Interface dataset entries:
== Segment start ==

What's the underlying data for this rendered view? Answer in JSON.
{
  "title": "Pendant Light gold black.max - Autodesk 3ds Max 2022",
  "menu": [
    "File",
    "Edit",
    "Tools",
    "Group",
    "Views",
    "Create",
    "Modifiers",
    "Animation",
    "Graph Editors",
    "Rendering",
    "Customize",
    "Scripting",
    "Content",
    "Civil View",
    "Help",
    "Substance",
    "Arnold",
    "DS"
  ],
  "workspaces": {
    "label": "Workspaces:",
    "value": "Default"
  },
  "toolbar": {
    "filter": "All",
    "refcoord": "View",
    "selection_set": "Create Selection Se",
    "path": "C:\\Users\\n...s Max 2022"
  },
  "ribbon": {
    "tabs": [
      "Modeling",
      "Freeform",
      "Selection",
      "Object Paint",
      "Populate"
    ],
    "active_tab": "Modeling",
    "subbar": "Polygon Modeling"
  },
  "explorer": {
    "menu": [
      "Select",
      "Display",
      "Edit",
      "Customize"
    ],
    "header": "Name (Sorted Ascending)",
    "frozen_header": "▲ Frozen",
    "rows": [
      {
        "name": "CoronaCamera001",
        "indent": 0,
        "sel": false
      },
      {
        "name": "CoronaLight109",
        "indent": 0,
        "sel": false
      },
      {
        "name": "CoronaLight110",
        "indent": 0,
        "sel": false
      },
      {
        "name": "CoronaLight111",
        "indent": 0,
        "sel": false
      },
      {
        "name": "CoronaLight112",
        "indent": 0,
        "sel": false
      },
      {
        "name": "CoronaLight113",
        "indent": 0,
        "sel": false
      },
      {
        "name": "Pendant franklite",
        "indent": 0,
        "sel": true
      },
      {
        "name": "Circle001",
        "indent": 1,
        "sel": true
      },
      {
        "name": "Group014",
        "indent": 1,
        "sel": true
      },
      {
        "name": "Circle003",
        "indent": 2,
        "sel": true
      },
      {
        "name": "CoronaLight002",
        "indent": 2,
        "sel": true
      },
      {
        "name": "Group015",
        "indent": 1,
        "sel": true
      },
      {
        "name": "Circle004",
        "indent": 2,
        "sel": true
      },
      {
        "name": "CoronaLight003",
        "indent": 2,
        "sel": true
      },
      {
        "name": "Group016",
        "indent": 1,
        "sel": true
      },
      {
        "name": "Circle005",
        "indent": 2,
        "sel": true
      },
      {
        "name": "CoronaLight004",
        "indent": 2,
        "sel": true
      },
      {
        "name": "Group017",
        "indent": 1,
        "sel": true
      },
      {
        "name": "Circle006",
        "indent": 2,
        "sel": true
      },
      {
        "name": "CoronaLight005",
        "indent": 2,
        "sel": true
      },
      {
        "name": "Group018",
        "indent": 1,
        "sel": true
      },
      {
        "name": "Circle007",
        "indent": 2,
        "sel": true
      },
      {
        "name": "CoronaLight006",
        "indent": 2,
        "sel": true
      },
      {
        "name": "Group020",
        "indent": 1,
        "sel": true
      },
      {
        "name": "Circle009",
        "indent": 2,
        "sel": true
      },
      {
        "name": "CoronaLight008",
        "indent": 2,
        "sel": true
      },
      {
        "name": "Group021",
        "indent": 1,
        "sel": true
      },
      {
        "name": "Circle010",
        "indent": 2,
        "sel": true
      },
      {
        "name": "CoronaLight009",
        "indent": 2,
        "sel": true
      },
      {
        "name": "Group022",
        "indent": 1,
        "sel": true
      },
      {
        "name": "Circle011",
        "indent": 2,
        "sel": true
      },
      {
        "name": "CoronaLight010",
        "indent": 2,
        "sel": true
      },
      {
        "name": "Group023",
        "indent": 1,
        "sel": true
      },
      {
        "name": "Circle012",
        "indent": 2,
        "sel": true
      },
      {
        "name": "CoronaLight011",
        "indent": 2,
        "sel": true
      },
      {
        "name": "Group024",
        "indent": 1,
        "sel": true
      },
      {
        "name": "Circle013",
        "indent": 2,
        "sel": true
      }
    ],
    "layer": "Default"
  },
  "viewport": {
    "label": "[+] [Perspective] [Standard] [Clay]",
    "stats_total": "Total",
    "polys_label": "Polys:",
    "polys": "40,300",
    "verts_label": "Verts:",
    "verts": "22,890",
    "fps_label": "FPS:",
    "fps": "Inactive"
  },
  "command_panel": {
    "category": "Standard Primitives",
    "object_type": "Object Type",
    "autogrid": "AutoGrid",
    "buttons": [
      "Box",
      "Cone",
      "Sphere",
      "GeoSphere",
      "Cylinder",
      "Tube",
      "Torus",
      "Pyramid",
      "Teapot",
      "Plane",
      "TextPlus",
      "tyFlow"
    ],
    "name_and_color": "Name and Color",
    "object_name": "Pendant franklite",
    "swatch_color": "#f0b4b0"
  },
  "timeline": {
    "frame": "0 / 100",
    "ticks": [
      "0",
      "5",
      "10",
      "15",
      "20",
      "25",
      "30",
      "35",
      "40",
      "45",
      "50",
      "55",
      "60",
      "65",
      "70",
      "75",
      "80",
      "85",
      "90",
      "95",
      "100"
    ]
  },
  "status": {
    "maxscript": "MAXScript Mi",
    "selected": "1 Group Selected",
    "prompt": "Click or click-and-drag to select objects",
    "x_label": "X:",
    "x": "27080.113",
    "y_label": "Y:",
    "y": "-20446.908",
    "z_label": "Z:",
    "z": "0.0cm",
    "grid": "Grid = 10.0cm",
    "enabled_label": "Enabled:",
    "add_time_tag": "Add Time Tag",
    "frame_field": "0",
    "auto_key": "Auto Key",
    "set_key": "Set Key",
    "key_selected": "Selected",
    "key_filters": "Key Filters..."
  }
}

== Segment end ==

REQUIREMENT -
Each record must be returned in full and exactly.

YOUR SOLUTION -
What's the underlying data for this rendered view? Answer in JSON.
{
  "title": "Pendant Light gold black.max - Autodesk 3ds Max 2022",
  "menu": [
    "File",
    "Edit",
    "Tools",
    "Group",
    "Views",
    "Create",
    "Modifiers",
    "Animation",
    "Graph Editors",
    "Rendering",
    "Customize",
    "Scripting",
    "Content",
    "Civil View",
    "Help",
    "Substance",
    "Arnold",
    "DS"
  ],
  "workspaces": {
    "label": "Workspaces:",
    "value": "Default"
  },
  "toolbar": {
    "filter": "All",
    "refcoord": "View",
    "selection_set": "Create Selection Se",
    "path": "C:\\Users\\n...s Max 2022"
  },
  "ribbon": {
    "tabs": [
      "Modeling",
      "Freeform",
      "Selection",
      "Object Paint",
      "Populate"
    ],
    "active_tab": "Modeling",
    "subbar": "Polygon Modeling"
  },
  "explorer": {
    "menu": [
      "Select",
      "Display",
      "Edit",
      "Customize"
    ],
    "header": "Name (Sorted Ascending)",
    "frozen_header": "▲ Frozen",
    "rows": [
      {
        "name": "CoronaCamera001",
        "indent": 0,
        "sel": false
      },
      {
        "name": "CoronaLight109",
        "indent": 0,
        "sel": false
      },
      {
        "name": "CoronaLight110",
        "indent": 0,
        "sel": false
      },
      {
        "name": "CoronaLight111",
        "indent": 0,
        "sel": false
      },
      {
        "name": "CoronaLight112",
        "indent": 0,
        "sel": false
      },
      {
        "name": "CoronaLight113",
        "indent": 0,
        "sel": false
      },
      {
        "name": "Pendant franklite",
        "indent": 0,
        "sel": true
      },
      {
        "name": "Circle001",
        "indent": 1,
        "sel": true
      },
      {
        "name": "Group014",
        "indent": 1,
        "sel": true
      },
      {
        "name": "Circle003",
        "indent": 2,
        "sel": true
      },
      {
        "name": "CoronaLight002",
        "indent": 2,
        "sel": true
      },
      {
        "name": "Group015",
        "indent": 1,
        "sel": true
      },
      {
        "name": "Circle004",
        "indent": 2,
        "sel": true
      },
      {
        "name": "CoronaLight003",
        "indent": 2,
        "sel": true
      },
      {
        "name": "Group016",
        "indent": 1,
        "sel": true
      },
      {
        "name": "Circle005",
        "indent": 2,
        "sel": true
      },
      {
        "name": "CoronaLight004",
        "indent": 2,
        "sel": true
      },
      {
        "name": "Group017",
        "indent": 1,
        "sel": true
      },
      {
        "name": "Circle006",
        "indent": 2,
        "sel": true
      },
      {
        "name": "CoronaLight005",
        "indent": 2,
        "sel": true
      },
      {
        "name": "Group018",
        "indent": 1,
        "sel": true
      },
      {
        "name": "Circle007",
        "indent": 2,
        "sel": true
      },
      {
        "name": "CoronaLight006",
        "indent": 2,
        "sel": true
      },
      {
        "name": "Group020",
        "indent": 1,
        "sel": true
      },
      {
        "name": "Circle009",
        "indent": 2,
        "sel": true
      },
      {
        "name": "CoronaLight008",
        "indent": 2,
        "sel": true
      },
      {
        "name": "Group021",
        "indent": 1,
        "sel": true
      },
      {
        "name": "Circle010",
        "indent": 2,
        "sel": true
      },
      {
        "name": "CoronaLight009",
        "indent": 2,
        "sel": true
      },
      {
        "name": "Group022",
        "indent": 1,
        "sel": true
      },
      {
        "name": "Circle011",
        "indent": 2,
        "sel": true
      },
      {
        "name": "CoronaLight010",
        "indent": 2,
        "sel": true
      },
      {
        "name": "Group023",
        "indent": 1,
        "sel": true
      },
      {
        "name": "Circle012",
        "indent": 2,
        "sel": true
      },
      {
        "name": "CoronaLight011",
        "indent": 2,
        "sel": true
      },
      {
        "name": "Group024",
        "indent": 1,
        "sel": true
      },
      {
        "name": "Circle013",
        "indent": 2,
        "sel": true
      }
    ],
    "layer": "Default"
  },
  "viewport": {
    "label": "[+] [Perspective] [Standard] [Clay]",
    "stats_total": "Total",
    "polys_label": "Polys:",
    "polys": "40,300",
    "verts_label": "Verts:",
    "verts": "22,890",
    "fps_label": "FPS:",
    "fps": "Inactive"
  },
  "command_panel": {
    "category": "Standard Primitives",
    "object_type": "Object Type",
    "autogrid": "AutoGrid",
    "buttons": [
      "Box",
      "Cone",
      "Sphere",
      "GeoSphere",
      "Cylinder",
      "Tube",
      "Torus",
      "Pyramid",
      "Teapot",
      "Plane",
      "TextPlus",
      "tyFlow"
    ],
    "name_and_color": "Name and Color",
    "object_name": "Pendant franklite",
    "swatch_color": "#f0b4b0"
  },
  "timeline": {
    "frame": "0 / 100",
    "ticks": [
      "0",
      "5",
      "10",
      "15",
      "20",
      "25",
      "30",
      "35",
      "40",
      "45",
      "50",
      "55",
      "60",
      "65",
      "70",
      "75",
      "80",
      "85",
      "90",
      "95",
      "100"
    ]
  },
  "status": {
    "maxscript": "MAXScript Mi",
    "selected": "1 Group Selected",
    "prompt": "Click or click-and-drag to select objects",
    "x_label": "X:",
    "x": "27080.113",
    "y_label": "Y:",
    "y": "-20446.908",
    "z_label": "Z:",
    "z": "0.0cm",
    "grid": "Grid = 10.0cm",
    "enabled_label": "Enabled:",
    "add_time_tag": "Add Time Tag",
    "frame_field": "0",
    "auto_key": "Auto Key",
    "set_key": "Set Key",
    "key_selected": "Selected",
    "key_filters": "Key Filters..."
  }
}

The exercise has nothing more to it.